AE: What is it exactly that gave you that negative intuition with respect to Sec. Mattis and others?
Nd: Well, we suddenly realized that security and foreign relations experts especially of the conservative brand are traditionally strong in analyzing geopolitical power politics (Russia etc…) but that they have little if no interest for the implications of trade agreements and disagreements. They tend to view this as an issue of secondary importance. So they fail to understand that the Trump pivot to protectionism is not just a disagreement on the price of chicken but a serious threat to the stability of our world order and thereby to the US itself. Clearly, we should have realized this earlier. But it was so obvious to us that POTUS 45’s rejection of a core US policy stand must lead to a huge international upheaval that we were unable to comprehend that the extent of this pivot is probably hard to grasp from the inside.
AE: Can you expand on this? What is so hard to understand from the inside in this?
Nd: If you are US patriot as Sec. Mattis certainly is, the plight of laid-off factory workers in Ohio is clearly closer to you than the consternation that Chinese leaders may feel over the US betraying its own earlier convictions. It is simply harder for you to understand the Chinese point of view.
AE: What is that Chinese point of view?
AE: Well, think about how many US Presidents have gone visiting China lecturing it on the virtue of open societies, free trade and the values of the international community. Think about how long it has taken China to warm up to the idea of international trade to begin with, let alone to that of becoming a member of the World Trade Organization. Now, that it has finally started to do that the US changes its own stance on free trade and the value of supranational, collective security arrangements. And it, the US that is, does so just because it has gotten a little more costly and inconvenient to stay true to its earlier missionary beliefs. Must that pivot by the US not be perceived by the Chinese as an American loss of face? How can the Chinese continue to view the US as a credible negotiating partner that stays true to her word if the current experience is that the US ditches its own high held convictions at the first inconvenience? And what does all this mean for the creditworthiness of the US? Don’t forget that China is the US’s biggest lender. Presumably, the Trump administration will want to expand on that when it goes to the markets in order to generate massive loans for a huge infrastructural spending that POTUS 45 has announced during his campaign.
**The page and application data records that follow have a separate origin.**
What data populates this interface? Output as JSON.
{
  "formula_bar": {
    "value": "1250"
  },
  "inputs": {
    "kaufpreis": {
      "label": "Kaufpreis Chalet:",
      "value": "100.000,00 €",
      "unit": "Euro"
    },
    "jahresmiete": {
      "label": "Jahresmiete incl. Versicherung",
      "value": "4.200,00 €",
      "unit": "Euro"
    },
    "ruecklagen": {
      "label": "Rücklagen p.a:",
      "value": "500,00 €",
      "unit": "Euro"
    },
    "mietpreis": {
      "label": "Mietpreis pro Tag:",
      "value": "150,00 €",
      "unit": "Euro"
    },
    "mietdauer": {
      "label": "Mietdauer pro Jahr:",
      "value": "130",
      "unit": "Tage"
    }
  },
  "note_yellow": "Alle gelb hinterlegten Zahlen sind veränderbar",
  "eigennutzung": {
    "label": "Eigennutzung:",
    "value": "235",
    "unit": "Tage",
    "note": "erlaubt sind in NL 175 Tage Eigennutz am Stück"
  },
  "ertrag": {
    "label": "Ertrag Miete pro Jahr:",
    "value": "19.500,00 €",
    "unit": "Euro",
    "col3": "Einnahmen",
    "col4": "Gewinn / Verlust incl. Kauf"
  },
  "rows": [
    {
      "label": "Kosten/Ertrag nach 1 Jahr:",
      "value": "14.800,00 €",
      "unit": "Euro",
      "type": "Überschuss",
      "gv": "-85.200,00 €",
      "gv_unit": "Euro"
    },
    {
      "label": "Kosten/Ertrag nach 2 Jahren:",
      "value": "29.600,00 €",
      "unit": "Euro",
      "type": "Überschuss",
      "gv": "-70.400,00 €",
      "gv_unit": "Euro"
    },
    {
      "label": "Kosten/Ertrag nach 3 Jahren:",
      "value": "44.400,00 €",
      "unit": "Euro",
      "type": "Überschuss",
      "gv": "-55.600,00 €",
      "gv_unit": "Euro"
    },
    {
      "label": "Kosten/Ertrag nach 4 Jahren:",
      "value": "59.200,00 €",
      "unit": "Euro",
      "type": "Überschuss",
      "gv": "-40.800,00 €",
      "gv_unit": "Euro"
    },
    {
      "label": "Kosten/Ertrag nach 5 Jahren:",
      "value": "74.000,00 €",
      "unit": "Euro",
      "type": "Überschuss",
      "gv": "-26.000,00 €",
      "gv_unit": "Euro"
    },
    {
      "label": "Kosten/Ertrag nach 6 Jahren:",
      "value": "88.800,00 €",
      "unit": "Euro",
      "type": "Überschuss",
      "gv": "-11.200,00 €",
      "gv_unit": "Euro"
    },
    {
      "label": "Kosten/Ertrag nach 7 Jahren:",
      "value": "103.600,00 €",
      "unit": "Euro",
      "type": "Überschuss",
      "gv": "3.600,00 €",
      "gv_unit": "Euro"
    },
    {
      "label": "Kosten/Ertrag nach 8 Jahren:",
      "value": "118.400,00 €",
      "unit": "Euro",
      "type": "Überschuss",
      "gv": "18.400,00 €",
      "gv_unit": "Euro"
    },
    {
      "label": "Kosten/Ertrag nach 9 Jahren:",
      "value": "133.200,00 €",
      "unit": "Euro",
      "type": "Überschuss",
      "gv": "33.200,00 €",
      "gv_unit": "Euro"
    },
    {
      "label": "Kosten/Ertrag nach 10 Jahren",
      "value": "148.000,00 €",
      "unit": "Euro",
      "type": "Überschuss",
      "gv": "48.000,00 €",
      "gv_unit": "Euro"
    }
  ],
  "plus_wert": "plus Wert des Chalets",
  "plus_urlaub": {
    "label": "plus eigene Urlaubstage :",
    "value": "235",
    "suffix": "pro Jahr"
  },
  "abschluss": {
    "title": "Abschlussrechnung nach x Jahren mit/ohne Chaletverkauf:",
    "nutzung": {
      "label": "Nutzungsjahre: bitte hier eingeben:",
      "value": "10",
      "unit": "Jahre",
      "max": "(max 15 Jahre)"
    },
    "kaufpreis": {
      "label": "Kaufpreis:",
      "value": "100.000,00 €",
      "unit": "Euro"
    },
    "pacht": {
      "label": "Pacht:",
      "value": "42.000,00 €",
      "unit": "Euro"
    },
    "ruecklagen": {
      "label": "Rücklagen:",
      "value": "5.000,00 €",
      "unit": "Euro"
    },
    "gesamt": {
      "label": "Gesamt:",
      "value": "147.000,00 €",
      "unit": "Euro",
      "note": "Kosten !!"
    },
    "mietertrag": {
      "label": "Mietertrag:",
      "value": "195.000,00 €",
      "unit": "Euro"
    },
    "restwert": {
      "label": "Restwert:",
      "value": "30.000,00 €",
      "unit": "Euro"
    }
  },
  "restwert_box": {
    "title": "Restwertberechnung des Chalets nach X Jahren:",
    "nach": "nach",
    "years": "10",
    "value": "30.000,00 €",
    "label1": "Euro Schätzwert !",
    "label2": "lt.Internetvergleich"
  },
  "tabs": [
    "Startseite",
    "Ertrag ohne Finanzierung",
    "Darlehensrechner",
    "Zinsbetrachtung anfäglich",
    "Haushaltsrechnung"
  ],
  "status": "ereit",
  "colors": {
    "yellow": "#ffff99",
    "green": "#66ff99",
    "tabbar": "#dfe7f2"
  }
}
How can China trust that it will in deed get its money back eventually if the US is now betraying its own word in a matter that supposedly was so fundamental to it?
AE: So do you anticipate that the US will have a hard time to auction off its Treasury bills in the years to come?
Nd: POTUS 45 is certainly doing what he can to alienate some of the more important foreign creditors. He repeatedly singled out China in his stump speeches. He wasn’t terribly kind to Saudi Arabia and the Emirates. And he didn’t treat Japan with a lot of heartening respect either. Nevertheless, the US will always have the option of spreading the bulk of its new debt among domestic organizations thereby inflating balance sheets left, right and center. So the creditor question may not be as important as one might think.
AE: So where does this leave us with respect to the future of the US?
Nd: It seems very likely to us, that China will want to fill the international vacuum that the US is leaving being after its retreat to “America first”. And it is equally likely that it, China that is, will manage to do so because the US has lost quite a bit of credibility as far as international leadership is concerned. So countries like Mexico and others will receive the Middle Kingdom with open arms.